REQUIRED WORK:
Go through the records below and report each line with "version" in it.

GIVEN RECORDS:
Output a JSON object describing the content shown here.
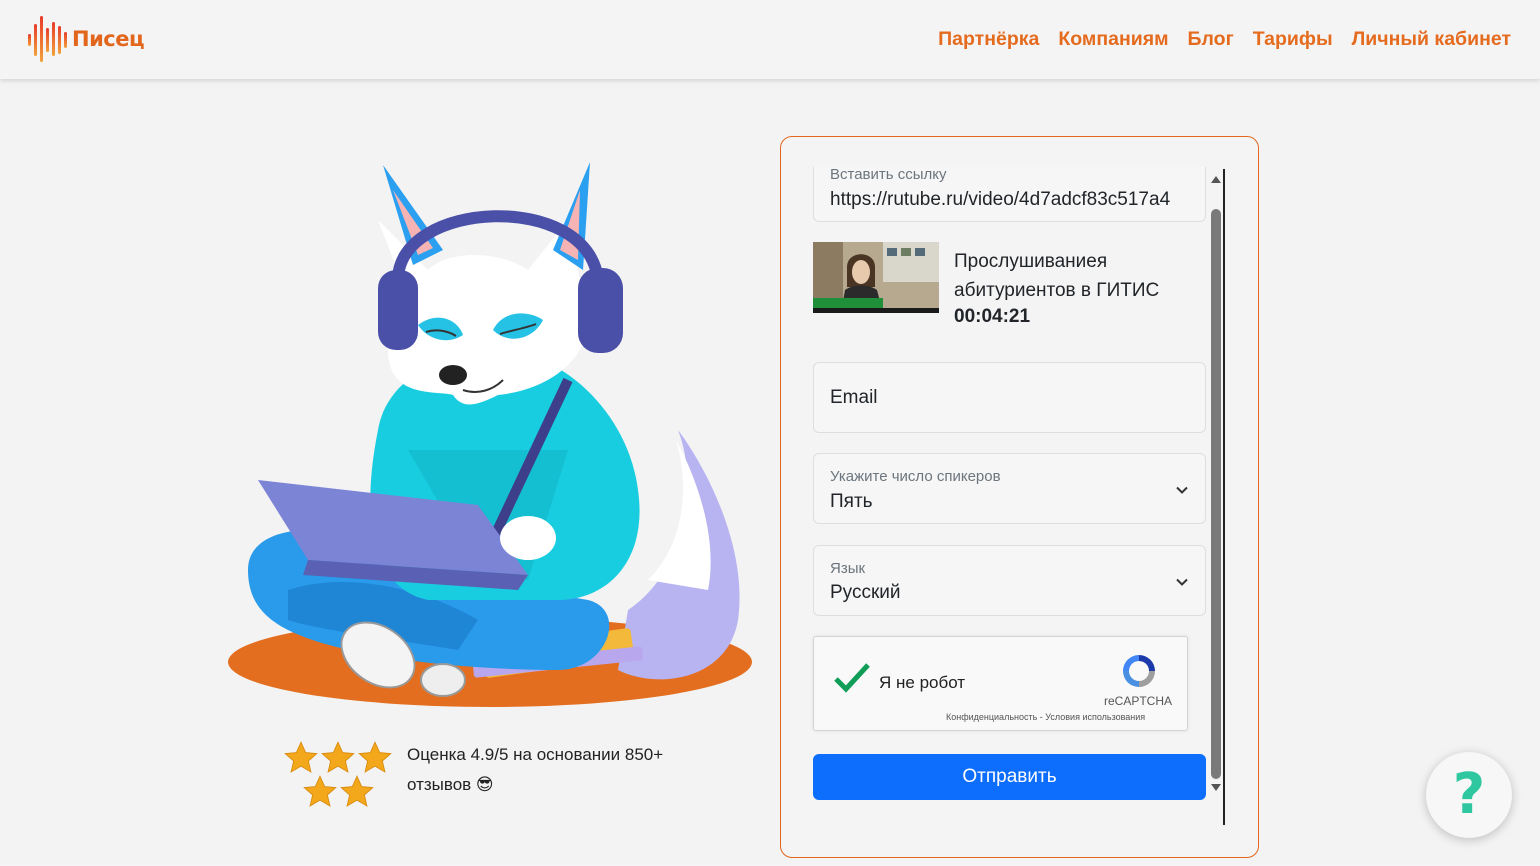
{
  "header": {
    "logo_text": "Писец",
    "nav": [
      "Партнёрка",
      "Компаниям",
      "Блог",
      "Тарифы",
      "Личный кабинет"
    ]
  },
  "rating": {
    "text": "Оценка 4.9/5 на основании 850+ отзывов 😎",
    "stars": 5
  },
  "form": {
    "link_label": "Вставить ссылку",
    "link_value": "https://rutube.ru/video/4d7adcf83c517a4",
    "video_title": "Прослушиваниея абитуриентов в ГИТИС",
    "video_duration": "00:04:21",
    "email_placeholder": "Email",
    "speakers_label": "Укажите число спикеров",
    "speakers_value": "Пять",
    "language_label": "Язык",
    "language_value": "Русский",
    "captcha_label": "Я не робот",
    "captcha_brand": "reCAPTCHA",
    "captcha_links": "Конфиденциальность - Условия использования",
    "submit_label": "Отправить"
  },
  "help": {
    "label": "?"
  },
  "colors": {
    "accent": "#e2661b",
    "primary": "#0d6efd",
    "help": "#2fc7a0"
  },
  "icons": [
    "logo-soundwave-icon",
    "chevron-down-icon",
    "checkmark-icon",
    "recaptcha-icon",
    "star-icon",
    "help-icon"
  ]
}
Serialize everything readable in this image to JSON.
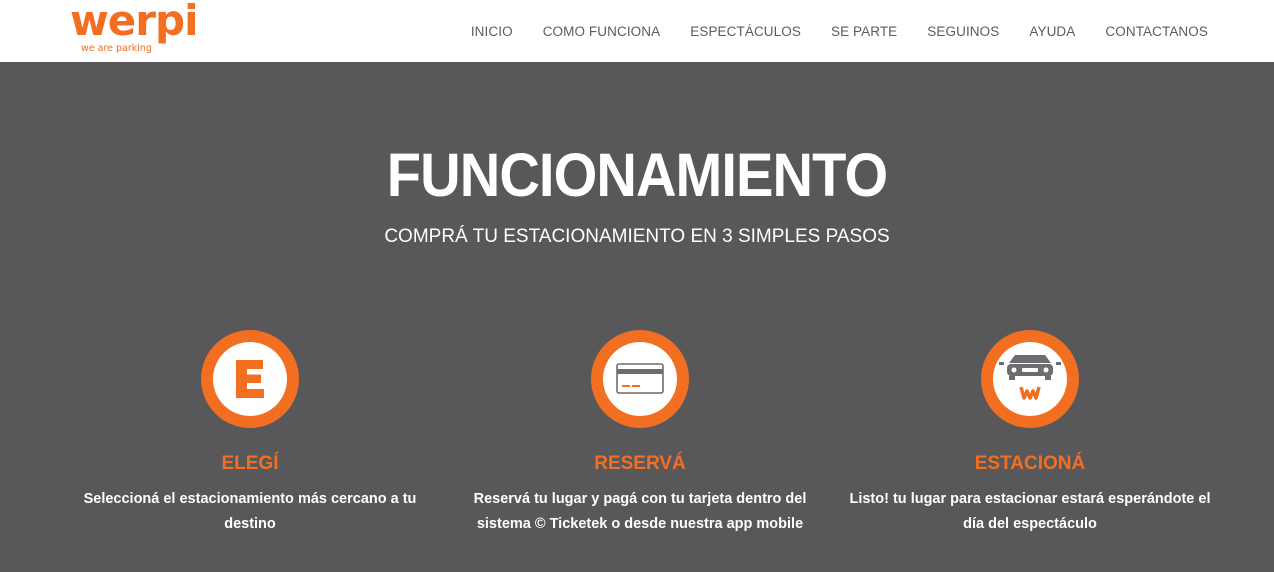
{
  "brand": {
    "logo_text": "werpi",
    "tagline": "we are parking",
    "accent_color": "#f26f21"
  },
  "nav": {
    "items": [
      {
        "label": "INICIO"
      },
      {
        "label": "COMO FUNCIONA"
      },
      {
        "label": "ESPECTÁCULOS"
      },
      {
        "label": "SE PARTE"
      },
      {
        "label": "SEGUINOS"
      },
      {
        "label": "AYUDA"
      },
      {
        "label": "CONTACTANOS"
      }
    ]
  },
  "hero": {
    "title": "FUNCIONAMIENTO",
    "subtitle": "COMPRÁ TU ESTACIONAMIENTO EN 3 SIMPLES PASOS",
    "background_color": "#58575a"
  },
  "steps": [
    {
      "icon": "parking-e-icon",
      "title": "ELEGÍ",
      "description": "Seleccioná el estacionamiento más cercano a tu destino"
    },
    {
      "icon": "credit-card-icon",
      "title": "RESERVÁ",
      "description": "Reservá tu lugar y pagá con tu tarjeta dentro del sistema © Ticketek o desde nuestra app mobile"
    },
    {
      "icon": "car-icon",
      "title": "ESTACIONÁ",
      "description": "Listo! tu lugar para estacionar estará esperándote el día del espectáculo"
    }
  ]
}
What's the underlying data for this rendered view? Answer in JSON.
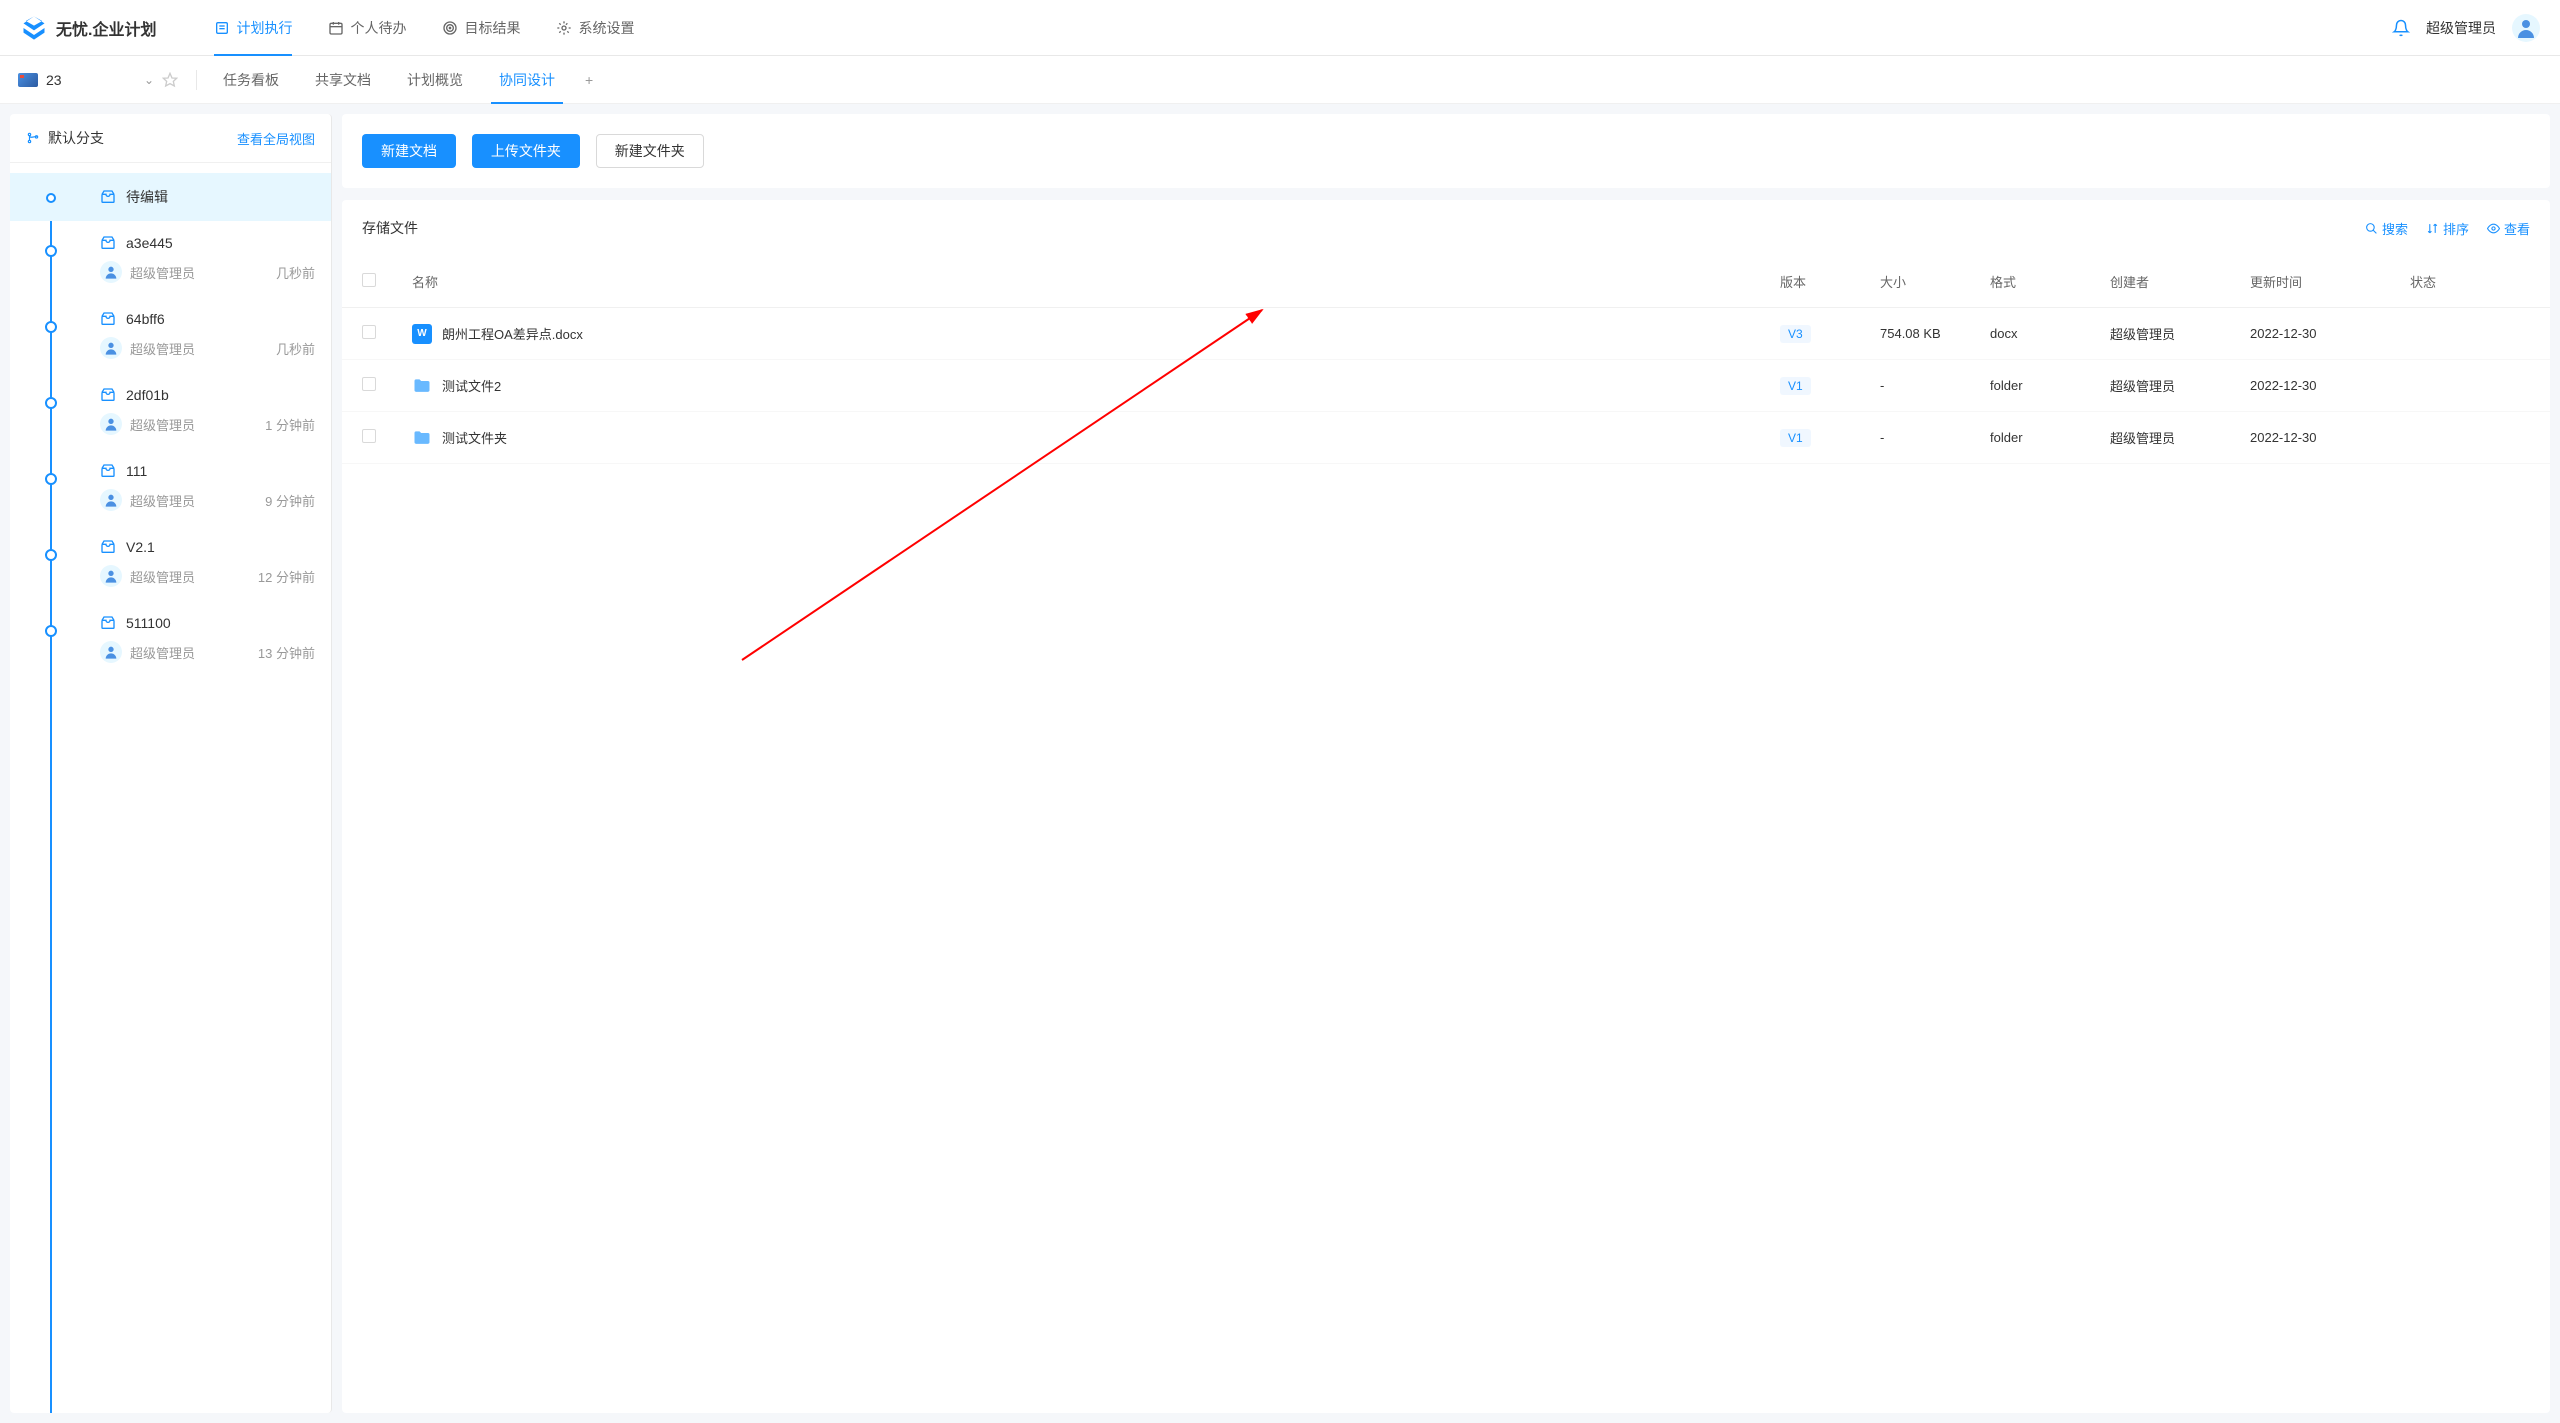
{
  "app": {
    "name": "无忧.企业计划"
  },
  "nav": [
    {
      "label": "计划执行",
      "icon": "plan",
      "active": true
    },
    {
      "label": "个人待办",
      "icon": "todo",
      "active": false
    },
    {
      "label": "目标结果",
      "icon": "target",
      "active": false
    },
    {
      "label": "系统设置",
      "icon": "settings",
      "active": false
    }
  ],
  "user": {
    "name": "超级管理员"
  },
  "project": {
    "name": "23"
  },
  "tabs": [
    {
      "label": "任务看板",
      "active": false
    },
    {
      "label": "共享文档",
      "active": false
    },
    {
      "label": "计划概览",
      "active": false
    },
    {
      "label": "协同设计",
      "active": true
    }
  ],
  "branch": {
    "name": "默认分支",
    "view_link": "查看全局视图"
  },
  "timeline": [
    {
      "title": "待编辑",
      "user": "",
      "time": "",
      "active": true,
      "first": true
    },
    {
      "title": "a3e445",
      "user": "超级管理员",
      "time": "几秒前"
    },
    {
      "title": "64bff6",
      "user": "超级管理员",
      "time": "几秒前"
    },
    {
      "title": "2df01b",
      "user": "超级管理员",
      "time": "1 分钟前"
    },
    {
      "title": "111",
      "user": "超级管理员",
      "time": "9 分钟前"
    },
    {
      "title": "V2.1",
      "user": "超级管理员",
      "time": "12 分钟前"
    },
    {
      "title": "511100",
      "user": "超级管理员",
      "time": "13 分钟前"
    }
  ],
  "actions": {
    "new_doc": "新建文档",
    "upload_folder": "上传文件夹",
    "new_folder": "新建文件夹"
  },
  "files_section": {
    "title": "存储文件",
    "tools": {
      "search": "搜索",
      "sort": "排序",
      "view": "查看"
    }
  },
  "table": {
    "headers": {
      "name": "名称",
      "version": "版本",
      "size": "大小",
      "format": "格式",
      "creator": "创建者",
      "updated": "更新时间",
      "status": "状态"
    },
    "rows": [
      {
        "name": "朗州工程OA差异点.docx",
        "type": "doc",
        "version": "V3",
        "size": "754.08 KB",
        "format": "docx",
        "creator": "超级管理员",
        "updated": "2022-12-30",
        "status": ""
      },
      {
        "name": "测试文件2",
        "type": "folder",
        "version": "V1",
        "size": "-",
        "format": "folder",
        "creator": "超级管理员",
        "updated": "2022-12-30",
        "status": ""
      },
      {
        "name": "测试文件夹",
        "type": "folder",
        "version": "V1",
        "size": "-",
        "format": "folder",
        "creator": "超级管理员",
        "updated": "2022-12-30",
        "status": ""
      }
    ]
  }
}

EXERCISE RESPONSE:
      "version": "版本",
        "version": "V3",
        "version": "V1",
        "version": "V1",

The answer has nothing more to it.